(Mar. 12, 2010) On February 11, 2010, the European Parliament (EP) voted down an interim agreement between the European Union and the United States, which was expected to enter into force on February 1, 2010, and last until November, 1, 2010, when a new agreement would be negotiated. The agreement governs transfers of bank data on EU citizens to U.S. investigators through SWIFT, a financial messaging company located in Brussels with an office in the United States. Following the terrorist events of September 11, 2001, the U.S. Treasury Department, through its Terrorism Finance Tracking Program (TFTP), has extensively used the SWIFT network to identify and find individuals suspected of terrorist ties. (Background: Parliament's Rejection of the SWIFT Agreement, European Parliament website, Mar. 3, 2010, available at

The EP rejected the interim deal due to the agreement's lack of inclusion of personal data guarantees in compliance with EU directives on processing of personal data and the right to privacy. The EP also protested the conclusion of the agreement just prior to the entry into force of the Lisbon Treaty on December 1, 2010, which requires that the EP give its assent to treaties. The EP had requested an opinion from the European Data Protection Supervisor, who bolstered the EP's arguments by confirming that the agreement was “very privacy-intrusive” and that many important safeguards of data protection either were not included or not clearly defined. (Parliament's Rejection of the SWIFT Agreement [click Why Did MEPs Reject the Agreement?], supra.) Moreover, a number of liberal parliamentarians have from the outset been very critical of the agreement, arguing that it is “not only a restraint on European sovereignty but a massive intrusion into every single European citizen's privacy.” (Angry MEPS Demand Delay on EU-US Bank Data Deal, EURACTIV, Jan. 29, 2010, available at

Until a new agreement is concluded, transfers of personal data in connection with terrorist investigations could be handled under the existing mutual judicial assistance agreement signed in 2003 between the EU and the U.S., provided that the relevant domestic laws of the EU Members are respected. (Agreement on Mutual Legal Assistance Between the European Union and the United States of America, 2003 OFFICIAL JOURNAL OF THE EUROPEAN UNION (L181) 34, July 19, 2003, available at

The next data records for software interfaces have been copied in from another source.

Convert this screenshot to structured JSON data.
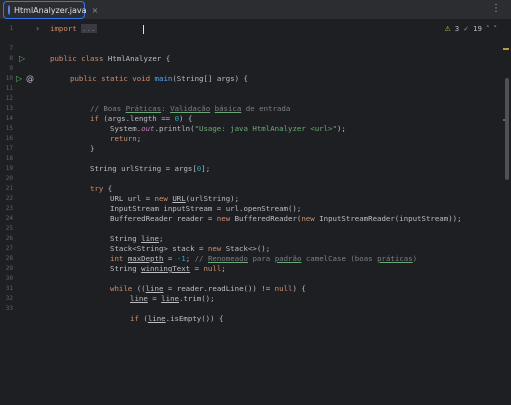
{
  "tab": {
    "file_name": "HtmlAnalyzer.java",
    "close": "×"
  },
  "menu_icon": "⋮",
  "inspections": {
    "warnings": "3",
    "checks": "19",
    "up": "˄",
    "down": "˅"
  },
  "gutter": {
    "line_numbers": [
      "1",
      "7",
      "8",
      "9",
      "10",
      "11",
      "12",
      "13",
      "14",
      "15",
      "16",
      "17",
      "18",
      "19",
      "20",
      "21",
      "22",
      "23",
      "24",
      "25",
      "26",
      "27",
      "28",
      "29",
      "30",
      "31",
      "32",
      "33"
    ],
    "fold_arrow": "›",
    "run_icon": "▷",
    "override_icon": "@"
  },
  "code": {
    "l1_kw": "import",
    "l1_fold": "...",
    "l8_kw": "public class",
    "l8_rest": " HtmlAnalyzer {",
    "l10_kw": "public static void",
    "l10_fn": "main",
    "l10_rest": "(String[] args) {",
    "l12_cm1": "// Boas ",
    "l12_cm2": "Práticas",
    "l12_cm3": ": ",
    "l12_cm4": "Validação",
    "l12_cm5": " ",
    "l12_cm6": "básica",
    "l12_cm7": " de entrada",
    "l13_kw": "if",
    "l13_a": " (args.length == ",
    "l13_num": "0",
    "l13_b": ") {",
    "l14_a": "System.",
    "l14_b": "out",
    "l14_c": ".println(",
    "l14_str": "\"Usage: java HtmlAnalyzer <url>\"",
    "l14_d": ");",
    "l15_kw": "return",
    "l15_rest": ";",
    "l16": "}",
    "l18_a": "String urlString = args[",
    "l18_num": "0",
    "l18_b": "];",
    "l20_kw": "try",
    "l20_rest": " {",
    "l21_a": "URL url = ",
    "l21_kw": "new",
    "l21_b": "URL",
    "l21_c": "(urlString);",
    "l22": "InputStream inputStream = url.openStream();",
    "l23_a": "BufferedReader reader = ",
    "l23_kw1": "new",
    "l23_b": " BufferedReader(",
    "l23_kw2": "new",
    "l23_c": " InputStreamReader(inputStream));",
    "l25_a": "String ",
    "l25_b": "line",
    "l25_c": ";",
    "l26_a": "Stack<String> stack = ",
    "l26_kw": "new",
    "l26_b": " Stack<>();",
    "l27_kw": "int",
    "l27_a": " ",
    "l27_var": "maxDepth",
    "l27_b": " = ",
    "l27_num": "-1",
    "l27_c": "; ",
    "l27_cm1": "// ",
    "l27_cm2": "Renomeado",
    "l27_cm3": " para ",
    "l27_cm4": "padrão",
    "l27_cm5": " camelCase (boas ",
    "l27_cm6": "práticas",
    "l27_cm7": ")",
    "l28_a": "String ",
    "l28_var": "winningText",
    "l28_b": " = ",
    "l28_kw": "null",
    "l28_c": ";",
    "l30_kw1": "while",
    "l30_a": " ((",
    "l30_var": "line",
    "l30_b": " = reader.readLine()) != ",
    "l30_kw2": "null",
    "l30_c": ") {",
    "l31_var1": "line",
    "l31_a": " = ",
    "l31_var2": "line",
    "l31_b": ".trim();",
    "l33_kw": "if",
    "l33_a": " (",
    "l33_var": "line",
    "l33_b": ".isEmpty()) {"
  }
}
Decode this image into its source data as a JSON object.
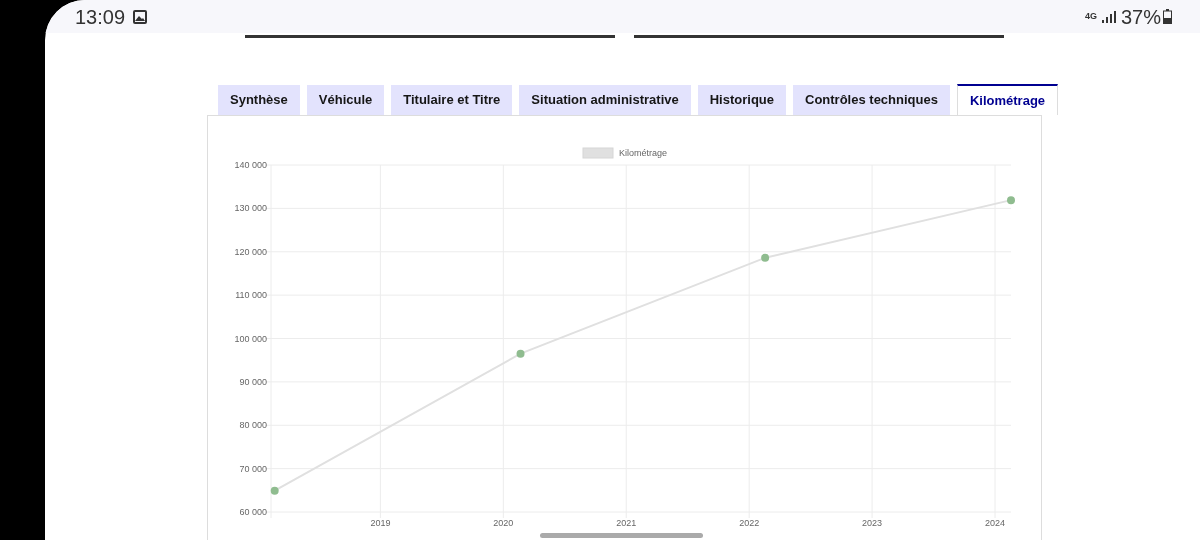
{
  "status_bar": {
    "time": "13:09",
    "network": "4G",
    "battery": "37%"
  },
  "tabs": [
    {
      "label": "Synthèse",
      "selected": false
    },
    {
      "label": "Véhicule",
      "selected": false
    },
    {
      "label": "Titulaire et Titre",
      "selected": false
    },
    {
      "label": "Situation administrative",
      "selected": false
    },
    {
      "label": "Historique",
      "selected": false
    },
    {
      "label": "Contrôles techniques",
      "selected": false
    },
    {
      "label": "Kilométrage",
      "selected": true
    }
  ],
  "chart_data": {
    "type": "line",
    "grid": true,
    "xlim": [
      2018.11,
      2024.13
    ],
    "ylim": [
      60000,
      140000
    ],
    "xticks": [
      2019,
      2020,
      2021,
      2022,
      2023,
      2024
    ],
    "yticks": [
      {
        "value": 60000,
        "label": "60 000"
      },
      {
        "value": 70000,
        "label": "70 000"
      },
      {
        "value": 80000,
        "label": "80 000"
      },
      {
        "value": 90000,
        "label": "90 000"
      },
      {
        "value": 100000,
        "label": "100 000"
      },
      {
        "value": 110000,
        "label": "110 000"
      },
      {
        "value": 120000,
        "label": "120 000"
      },
      {
        "value": 130000,
        "label": "130 000"
      },
      {
        "value": 140000,
        "label": "140 000"
      }
    ],
    "x": [
      2018.14,
      2020.14,
      2022.13,
      2024.13
    ],
    "series": [
      {
        "name": "Kilométrage",
        "marker": true,
        "color": "#e0e0e0",
        "values": [
          64900,
          96500,
          118600,
          131900
        ]
      }
    ]
  }
}
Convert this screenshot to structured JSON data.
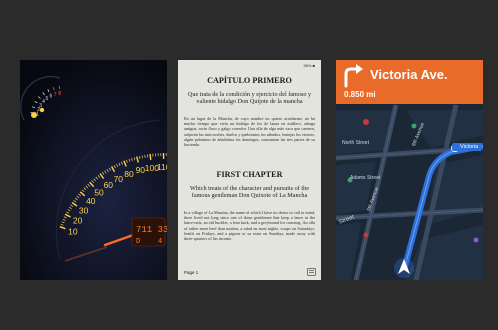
{
  "speedometer": {
    "tach_labels": [
      "1",
      "2",
      "3",
      "4",
      "5",
      "6",
      "7",
      "8"
    ],
    "speed_labels": [
      "10",
      "20",
      "30",
      "40",
      "50",
      "60",
      "70",
      "80",
      "90",
      "100",
      "110",
      "120",
      "130",
      "140"
    ],
    "odometer": "711 33",
    "gear": "D",
    "trip_right": "4",
    "colors": {
      "needle": "#ff6a1f",
      "ticks": "#ffd24a",
      "lcd": "#ff7a2e"
    }
  },
  "ebook": {
    "status": "98% ■",
    "chapter1_title": "CAPÍTULO PRIMERO",
    "chapter1_subtitle": "Que trata de la condición y ejercicio del famoso y valiente hidalgo Don Quijote de la mancha",
    "chapter1_body": "En un lugar de la Mancha, de cuyo nombre no quiero acordarme, no ha mucho tiempo que vivía un hidalgo de los de lanza en astillero, adarga antigua, rocín flaco y galgo corredor. Una olla de algo más vaca que carnero, salpicón las más noches, duelos y quebrantos los sábados, lentejas los viernes, algún palomino de añadidura los domingos, consumían las tres partes de su hacienda.",
    "chapter2_title": "FIRST CHAPTER",
    "chapter2_subtitle": "Which treats of the character and pursuits of the famous gentleman Don Quixote of La Mancha",
    "chapter2_body": "In a village of La Mancha, the name of which I have no desire to call to mind, there lived not long since one of those gentlemen that keep a lance in the lance-rack, an old buckler, a lean hack, and a greyhound for coursing. An olla of rather more beef than mutton, a salad on most nights, scraps on Saturdays, lentils on Fridays, and a pigeon or so extra on Sundays, made away with three-quarters of his income.",
    "page_label": "Page 1"
  },
  "navigation": {
    "street": "Victoria Ave.",
    "distance": "0.850 mi",
    "street_labels": [
      "North Street",
      "Adams Street",
      "5th Avenue",
      "6th Avenue",
      "Street"
    ],
    "destination_chip": "Victoria",
    "colors": {
      "banner": "#e96b2a",
      "route": "#2f6fd6",
      "map_bg": "#1c2735"
    }
  }
}
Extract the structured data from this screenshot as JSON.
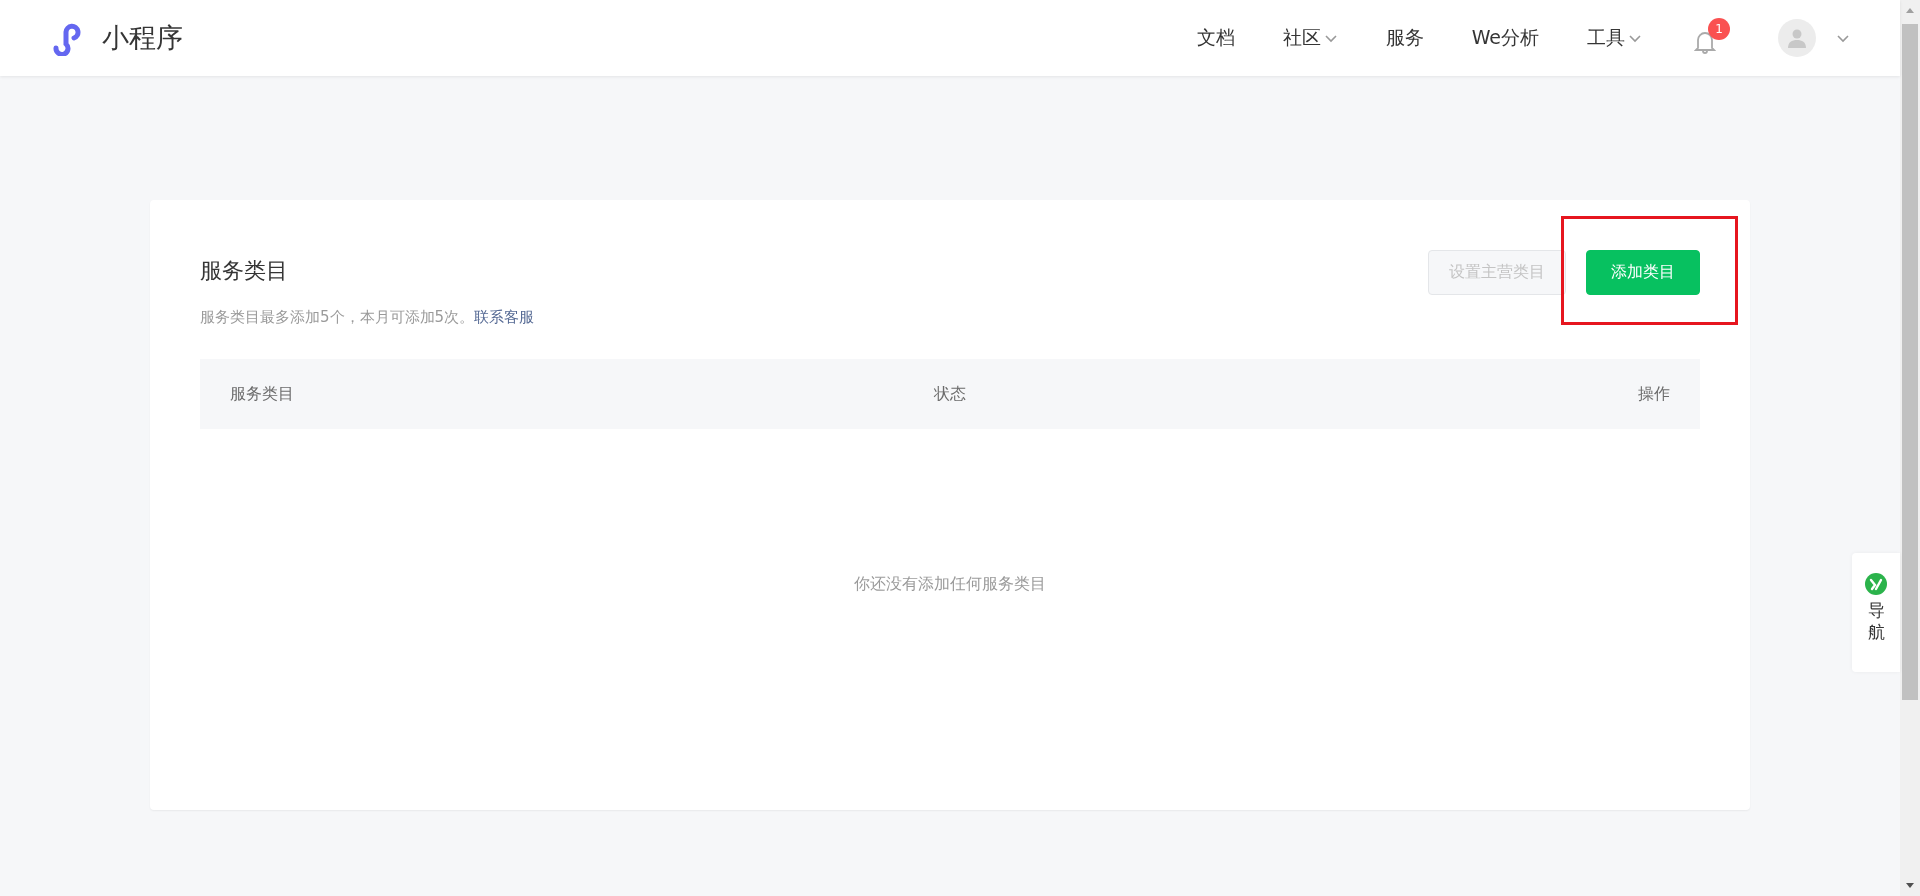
{
  "header": {
    "logo_text": "小程序",
    "nav": [
      {
        "label": "文档",
        "has_dropdown": false
      },
      {
        "label": "社区",
        "has_dropdown": true
      },
      {
        "label": "服务",
        "has_dropdown": false
      },
      {
        "label": "We分析",
        "has_dropdown": false
      },
      {
        "label": "工具",
        "has_dropdown": true
      }
    ],
    "notification_count": "1"
  },
  "card": {
    "title": "服务类目",
    "subtitle": "服务类目最多添加5个，本月可添加5次。",
    "subtitle_link": "联系客服",
    "buttons": [
      {
        "label": "设置主营类目",
        "disabled": true,
        "kind": "secondary"
      },
      {
        "label": "添加类目",
        "disabled": false,
        "kind": "primary",
        "highlighted": true
      }
    ],
    "table": {
      "columns": [
        "服务类目",
        "状态",
        "操作"
      ],
      "empty_text": "你还没有添加任何服务类目"
    }
  },
  "side_nav": {
    "label": "导航"
  }
}
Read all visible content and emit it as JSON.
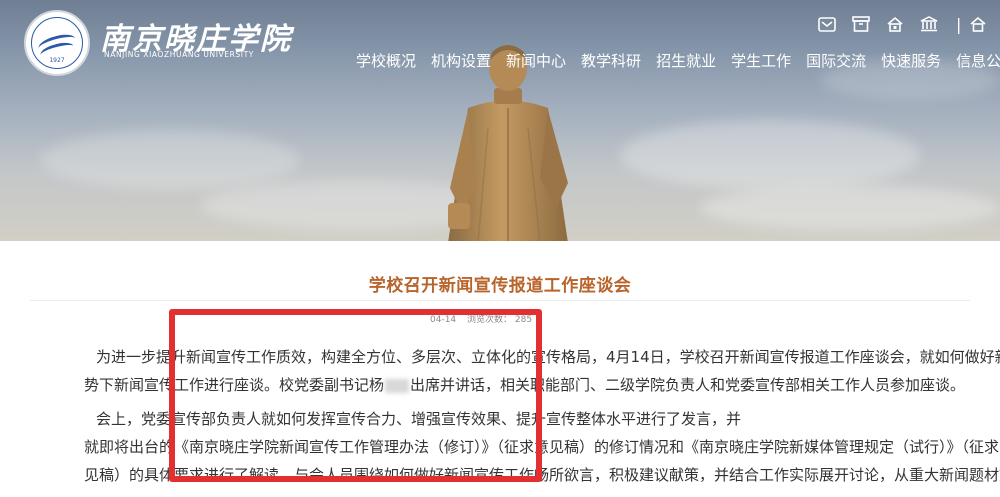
{
  "header": {
    "brand_cn": "南京晓庄学院",
    "brand_en": "NANJING XIAOZHUANG UNIVERSITY",
    "logo_year": "1927",
    "utility_icons": [
      "mail-icon",
      "archive-icon",
      "home-icon",
      "institution-icon",
      "home-icon"
    ],
    "nav": [
      "学校概况",
      "机构设置",
      "新闻中心",
      "教学科研",
      "招生就业",
      "学生工作",
      "国际交流",
      "快速服务",
      "信息公开"
    ]
  },
  "article": {
    "title": "学校召开新闻宣传报道工作座谈会",
    "meta_date": "04-14",
    "meta_views": "浏览次数： 285",
    "p1_line1": "为进一步提升新闻宣传工作质效，构建全方位、多层次、立体化的宣传格局，4月14日，学校召开新闻宣传报道工作座谈会，就如何做好新形",
    "p1_line2a": "势下新闻宣传工作进行座谈。校党委副书记杨",
    "p1_line2b": "出席并讲话，相关职能部门、二级学院负责人和党委宣传部相关工作人员参加座谈。",
    "p2_line1": "会上，党委宣传部负责人就如何发挥宣传合力、增强宣传效果、提升宣传整体水平进行了发言，并",
    "p2_line2": "就即将出台的《南京晓庄学院新闻宣传工作管理办法（修订）》（征求意见稿）的修订情况和《南京晓庄学院新媒体管理规定（试行）》（征求意",
    "p2_line3": "见稿）的具体要求进行了解读。与会人员围绕如何做好新闻宣传工作畅所欲言，积极建议献策，并结合工作实际展开讨论，从重大新闻题材策划、"
  },
  "colors": {
    "title": "#b8642a",
    "annotation_box": "#e23030"
  }
}
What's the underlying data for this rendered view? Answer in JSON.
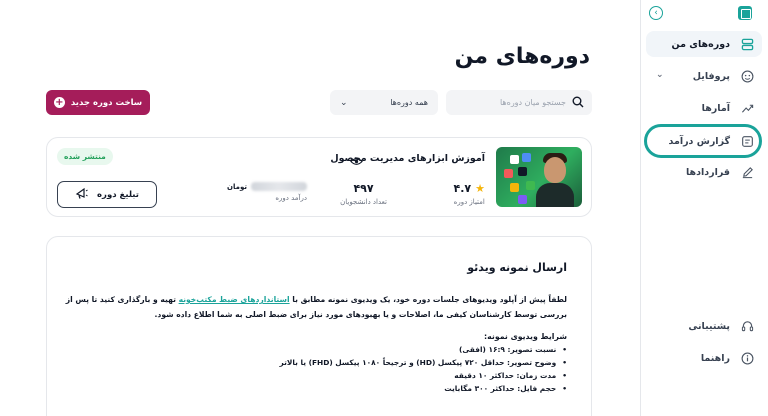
{
  "sidebar": {
    "items": [
      {
        "label": "دوره‌های من",
        "icon": "courses-icon"
      },
      {
        "label": "پروفایل",
        "icon": "profile-icon"
      },
      {
        "label": "آمارها",
        "icon": "stats-icon"
      },
      {
        "label": "گزارش درآمد",
        "icon": "income-report-icon"
      },
      {
        "label": "قراردادها",
        "icon": "contracts-icon"
      }
    ],
    "bottom": [
      {
        "label": "پشتیبانی",
        "icon": "support-icon"
      },
      {
        "label": "راهنما",
        "icon": "help-icon"
      }
    ]
  },
  "header": {
    "title": "دوره‌های من",
    "search_placeholder": "جستجو میان دوره‌ها",
    "filter_value": "همه دوره‌ها",
    "new_course_label": "ساخت دوره جدید"
  },
  "course": {
    "title": "آموزش ابزارهای مدیریت محصول",
    "status": "منتشر شده",
    "rating": "۴.۷",
    "rating_label": "امتیاز دوره",
    "students": "۴۹۷",
    "students_label": "تعداد دانشجویان",
    "income_currency": "تومان",
    "income_label": "درآمد دوره",
    "promo_label": "تبلیغ دوره"
  },
  "info": {
    "title": "ارسال نمونه ویدئو",
    "text_before_link": "لطفاً پیش از آپلود ویدیوهای جلسات دوره خود، یک ویدیوی نمونه مطابق با ",
    "link_text": "استانداردهای ضبط مکتب‌خونه",
    "text_after_link": " تهیه و بارگذاری کنید تا پس از بررسی توسط کارشناسان کیفی ما، اصلاحات و یا بهبودهای مورد نیاز برای ضبط اصلی به شما اطلاع داده شود.",
    "conditions_title": "شرایط ویدیوی نمونه:",
    "conditions": [
      "نسبت تصویر: ۱۶:۹ (افقی)",
      "وضوح تصویر: حداقل ۷۲۰ پیکسل (HD) و ترجیحاً ۱۰۸۰ پیکسل (FHD) یا بالاتر",
      "مدت زمان: حداکثر ۱۰ دقیقه",
      "حجم فایل: حداکثر ۳۰۰ مگابایت"
    ]
  },
  "colors": {
    "accent": "#1aa39a",
    "brand_button": "#a51d5a",
    "published": "#22a05a",
    "star": "#f5b50a"
  }
}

However, this agreement is cumbersome, because the U.S. authorities must place a request for access to personal data with the EU member where the financial institution is located. In addition, access to information is permitted under the mutual judicial assistance agreement only when a criminal offense has already been committed, whereas the use of SWIFT allowed transfer of data for preventive purposes. (SWIFT VOTE: European Parliament Votes Down Agreement with the US, PARLIAMENTARY WEEK, Feb. 8-11, 2010, available at